As published on cyprus-mail.com, Friday 9 April, 2021.
Cyprus professionals have mixed feelings about the proposal from the US Treasury Secretary Janet Yellen to establish a global minimum corporate tax.
“It’s impractical and makes no sense in its current form,” insists former Cyprus Finance Minister and auditor Takis Clerides.
“It is coming, but the devil is in the details,” warns Philippos Raptopoulos, partner and head of Tax and Legal Services at EY Cyprus.
Janet Yellen former head of the Federal Reserve, on Monday made global headlines when, in a speech, she called for all countries to agree on a minimum tax rate for the largest corporates.
Such a levy, Yellen said, would help “make sure the global economy thrives based on a more level playing field, and would help end a 30-year race to the bottom.” While the idea is mired in controversy, many EU Member States will welcome America’s new expression of multilateralism after the knee-jerk nationalism of the Trump era.
Yellen’s call echoes discussions at the G20, which was supposed to issue a mandate on this subject last June.
“High level details of the US proposals for a global minimum tax have been made public and these contain some similarities to the proposals already under discussion at the OECD. However, not all details are yet publicly available and there may be differences between the US proposals and those of the OECD, for example, the determination of the tax base, explains Marios Andreou, partner, head of Tax Advisory at PwC Cyprus.
“Furthermore, although the OECD has not officially concluded on a global minimum tax rate earlier discussions have reportedly focused around a rate of 12.5 per cent whereas the US recent proposal is for a higher global minimum tax rate of 21 per cent, which is higher than the tax rate of many EU Member States.

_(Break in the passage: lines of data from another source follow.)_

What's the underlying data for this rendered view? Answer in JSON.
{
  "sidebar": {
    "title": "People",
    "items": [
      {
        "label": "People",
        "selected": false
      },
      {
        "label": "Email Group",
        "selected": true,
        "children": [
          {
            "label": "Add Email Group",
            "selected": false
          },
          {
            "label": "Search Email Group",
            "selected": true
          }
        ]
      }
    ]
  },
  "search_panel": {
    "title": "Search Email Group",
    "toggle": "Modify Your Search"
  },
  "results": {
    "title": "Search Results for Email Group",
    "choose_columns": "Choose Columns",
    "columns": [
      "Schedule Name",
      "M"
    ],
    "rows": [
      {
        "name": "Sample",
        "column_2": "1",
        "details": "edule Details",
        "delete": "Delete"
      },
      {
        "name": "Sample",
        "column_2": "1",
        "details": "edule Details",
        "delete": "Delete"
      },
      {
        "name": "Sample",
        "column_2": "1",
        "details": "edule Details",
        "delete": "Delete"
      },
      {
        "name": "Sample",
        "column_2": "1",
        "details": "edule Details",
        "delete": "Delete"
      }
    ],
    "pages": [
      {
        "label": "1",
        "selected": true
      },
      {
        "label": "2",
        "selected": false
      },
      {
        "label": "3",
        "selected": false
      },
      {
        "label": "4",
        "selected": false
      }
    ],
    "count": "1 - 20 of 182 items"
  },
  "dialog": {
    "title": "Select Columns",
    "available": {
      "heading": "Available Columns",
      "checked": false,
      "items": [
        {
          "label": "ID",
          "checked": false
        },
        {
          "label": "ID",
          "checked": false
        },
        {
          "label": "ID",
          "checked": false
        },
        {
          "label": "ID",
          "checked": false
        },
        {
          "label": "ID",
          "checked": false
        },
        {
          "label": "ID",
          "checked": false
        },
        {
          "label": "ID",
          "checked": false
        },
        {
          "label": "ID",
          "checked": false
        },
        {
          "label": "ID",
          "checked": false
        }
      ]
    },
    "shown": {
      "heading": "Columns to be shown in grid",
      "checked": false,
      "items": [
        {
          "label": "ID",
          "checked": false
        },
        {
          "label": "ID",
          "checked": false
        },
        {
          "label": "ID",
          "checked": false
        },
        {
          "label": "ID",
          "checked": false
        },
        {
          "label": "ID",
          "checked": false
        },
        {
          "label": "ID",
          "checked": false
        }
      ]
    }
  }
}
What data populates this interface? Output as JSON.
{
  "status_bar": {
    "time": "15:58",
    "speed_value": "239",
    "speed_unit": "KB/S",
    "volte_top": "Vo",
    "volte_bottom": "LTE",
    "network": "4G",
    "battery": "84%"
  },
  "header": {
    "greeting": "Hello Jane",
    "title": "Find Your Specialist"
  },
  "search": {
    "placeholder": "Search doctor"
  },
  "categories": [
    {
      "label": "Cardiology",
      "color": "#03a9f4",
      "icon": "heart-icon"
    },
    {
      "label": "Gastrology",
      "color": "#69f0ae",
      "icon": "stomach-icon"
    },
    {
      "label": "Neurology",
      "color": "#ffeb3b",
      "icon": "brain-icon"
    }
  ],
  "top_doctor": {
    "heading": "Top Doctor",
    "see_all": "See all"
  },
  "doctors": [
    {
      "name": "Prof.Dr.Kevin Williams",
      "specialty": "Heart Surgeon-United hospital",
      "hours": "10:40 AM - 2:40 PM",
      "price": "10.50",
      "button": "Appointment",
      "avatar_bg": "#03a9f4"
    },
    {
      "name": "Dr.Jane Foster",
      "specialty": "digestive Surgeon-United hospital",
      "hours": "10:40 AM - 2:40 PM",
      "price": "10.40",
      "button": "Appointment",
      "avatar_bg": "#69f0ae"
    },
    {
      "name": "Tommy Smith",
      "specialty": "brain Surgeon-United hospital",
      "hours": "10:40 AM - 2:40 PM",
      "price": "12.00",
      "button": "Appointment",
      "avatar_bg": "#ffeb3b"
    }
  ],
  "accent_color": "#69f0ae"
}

We should expect these discussions to continue,” Andreou adds.
The reason for the call is jurisdiction shopping. Big companies can no longer move their headquarters to low-tax countries unless their real centre of decision-making is located there too. But it’s easy for big companies to move activities around to places where they get the best deals on tax. The EU Commission has only had limited success in getting these special deals reversed in the courts.

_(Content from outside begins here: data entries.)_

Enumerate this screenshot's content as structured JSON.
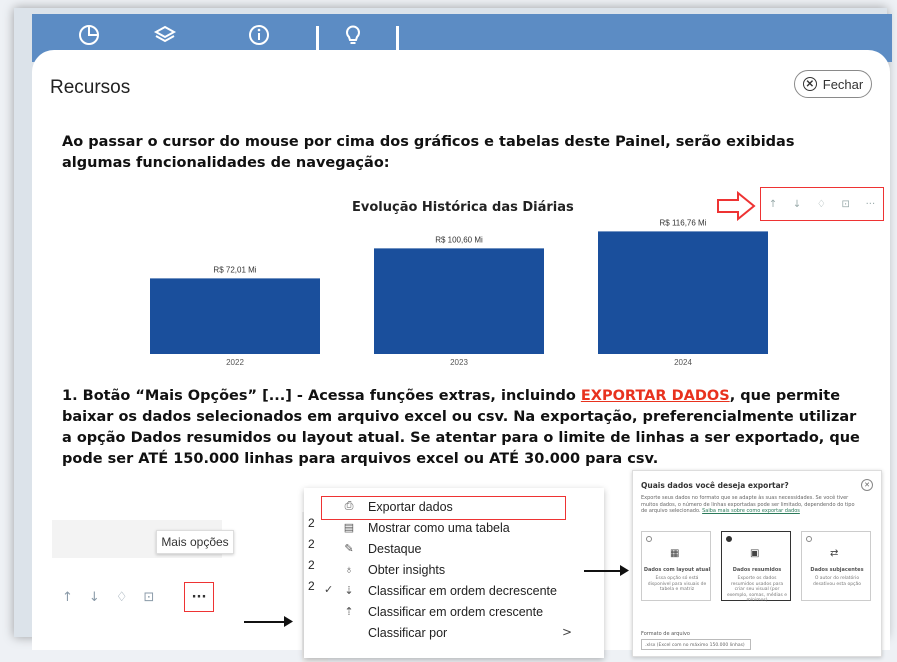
{
  "topbar": {
    "icons": [
      "chart-pie-icon",
      "layers-icon",
      "info-icon",
      "lightbulb-icon"
    ],
    "color": "#5c8cc4"
  },
  "panel": {
    "title": "Recursos",
    "close_label": "Fechar"
  },
  "intro_text": "Ao passar o cursor do mouse por cima dos gráficos e tabelas deste Painel, serão exibidas algumas funcionalidades de navegação:",
  "chart_data": {
    "type": "bar",
    "title": "Evolução Histórica das Diárias",
    "categories": [
      "2022",
      "2023",
      "2024"
    ],
    "values": [
      72.01,
      100.6,
      116.76
    ],
    "data_labels": [
      "R$ 72,01 Mi",
      "R$ 100,60 Mi",
      "R$ 116,76 Mi"
    ],
    "bar_color": "#1a4f9c",
    "ylim": [
      0,
      120
    ],
    "grid": false
  },
  "chart_header_icons": [
    "arrow-up-icon",
    "arrow-down-icon",
    "pin-icon",
    "expand-icon",
    "more-options-icon"
  ],
  "description": {
    "before": "1. Botão “Mais Opções” [...] - Acessa funções extras, incluindo ",
    "highlight": "EXPORTAR DADOS",
    "after": ", que permite baixar os dados selecionados em arquivo excel ou csv. Na exportação, preferencialmente utilizar a opção Dados resumidos ou layout atual. Se atentar para o limite de linhas a ser exportado, que pode ser ATÉ 150.000 linhas para arquivos excel ou ATÉ 30.000 para csv.",
    "highlight_color": "#e8321e"
  },
  "example": {
    "tooltip": "Mais opções",
    "more_symbol": "···"
  },
  "menu": {
    "items": [
      {
        "label": "Exportar dados",
        "icon": "export-icon",
        "glyph": "⎙"
      },
      {
        "label": "Mostrar como uma tabela",
        "icon": "table-icon",
        "glyph": "▤"
      },
      {
        "label": "Destaque",
        "icon": "spotlight-icon",
        "glyph": "✎"
      },
      {
        "label": "Obter insights",
        "icon": "lightbulb-icon",
        "glyph": "♁"
      },
      {
        "label": "Classificar em ordem decrescente",
        "icon": "sort-desc-icon",
        "glyph": "⇣"
      },
      {
        "label": "Classificar em ordem crescente",
        "icon": "sort-asc-icon",
        "glyph": "⇡"
      },
      {
        "label": "Classificar por",
        "icon": "sort-by-icon",
        "glyph": ""
      }
    ],
    "side_numbers": [
      "2",
      "2",
      "2",
      "2"
    ],
    "sort_by_chevron": ">"
  },
  "dialog": {
    "title": "Quais dados você deseja exportar?",
    "description": "Exporte seus dados no formato que se adapte às suas necessidades. Se você tiver muitos dados, o número de linhas exportadas pode ser limitado, dependendo do tipo de arquivo selecionado.",
    "link": "Saiba mais sobre como exportar dados",
    "options": [
      {
        "label": "Dados com layout atual",
        "desc": "Essa opção só está disponível para visuais de tabela e matriz",
        "selected": false
      },
      {
        "label": "Dados resumidos",
        "desc": "Exporte os dados resumidos usados para criar seu visual (por exemplo, somas, médias e mínimos)",
        "selected": true
      },
      {
        "label": "Dados subjacentes",
        "desc": "O autor do relatório desativou esta opção",
        "selected": false
      }
    ],
    "format_label": "Formato de arquivo",
    "format_value": ".xlsx (Excel com no máximo 150.000 linhas)"
  }
}
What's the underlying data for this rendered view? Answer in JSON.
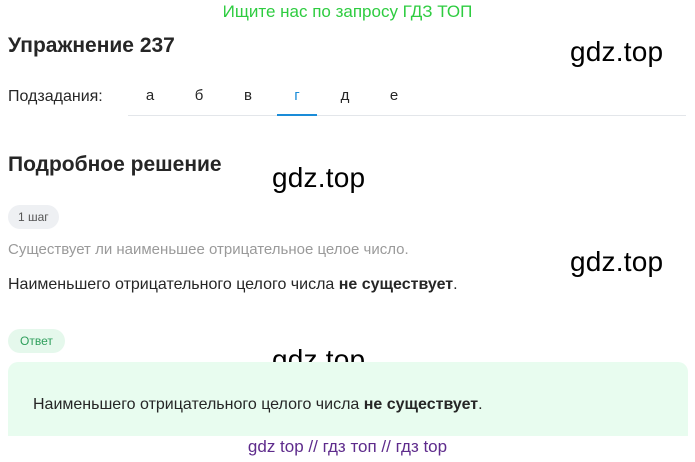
{
  "promo": {
    "text": "Ищите нас по запросу ГДЗ ТОП",
    "color": "#2ecc40"
  },
  "exercise": {
    "title": "Упражнение 237"
  },
  "watermark": "gdz.top",
  "subtasks": {
    "label": "Подзадания:",
    "tabs": [
      "а",
      "б",
      "в",
      "г",
      "д",
      "е"
    ],
    "active": "г",
    "accent_color": "#1a8cd8"
  },
  "solution": {
    "heading": "Подробное решение",
    "step_label": "1 шаг",
    "question": "Существует ли наименьшее отрицательное целое число.",
    "text_prefix": "Наименьшего отрицательного целого числа ",
    "text_bold": "не существует",
    "text_suffix": "."
  },
  "answer": {
    "label": "Ответ",
    "text_prefix": "Наименьшего отрицательного целого числа ",
    "text_bold": "не существует",
    "text_suffix": ".",
    "background_color": "#e8fcef"
  },
  "footer": {
    "text": "gdz top  //  гдз топ  //  гдз top",
    "color": "#5e2b8c"
  }
}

The largest tech companies have used such loopholes to avoid paying more than $100 billion in taxes between 2010 and 2019, according to the non-profit organisation Fair Tax Mark.
The problem, as Clerides explains, is that very few large companies pay tax at the basic rate.
“Countries around the world offer a slew of incentives to big corporates to attract them. Let’s say the global minimum corporate tax rate is set to 20 per cent. These incentives can reduce the effective tax rate to a much lower percentage. It sounds good: People will hear this and say, ‘Too bad for those low-tax countries, now big companies will stay home and get the same tax rate as there. But it doesn’t work like this, and, unless you change all the systems, it never will.”
However, some tax experts feel that a “change for all the systems” is what is coming. “Such a move as Yellen proposes would indeed require a complete revamp of global tax. There are issues like what threshold will be set for this minimum tax rate, and how it will effect bilateral tax agreements, among many others,” explains Savvas Klitou, director of Tax Services at Baker Tilly Cyprus.
“Certainly such comprehensive change cannot be put into effect before 2023,” he adds.
“But it could be a boon for Cyprus: There have been proposals to make the minimum tax rate 12.5 per cent, which is the same as ours,” Klitou points out.
Irrespective of such proposals, the basic idea of the minimum tax is likely to be adopted around the world, according to EY’s Raptopoulos. “The basic concept is good, and will receive general support, but the impact on certain countries will depend on how it is applied. It has to take into account deductions, how withholding tax works and a number of other issues. Simply imposing a single corporate tax rate for the whole world will not make sense.”
“We understand that the Cyprus Government is actively participating in shaping the discussions on this topic at EU level and is committed to ensuring that Cyprus remains an attractive location for business operations whilst respecting international norms,” Andreou points out.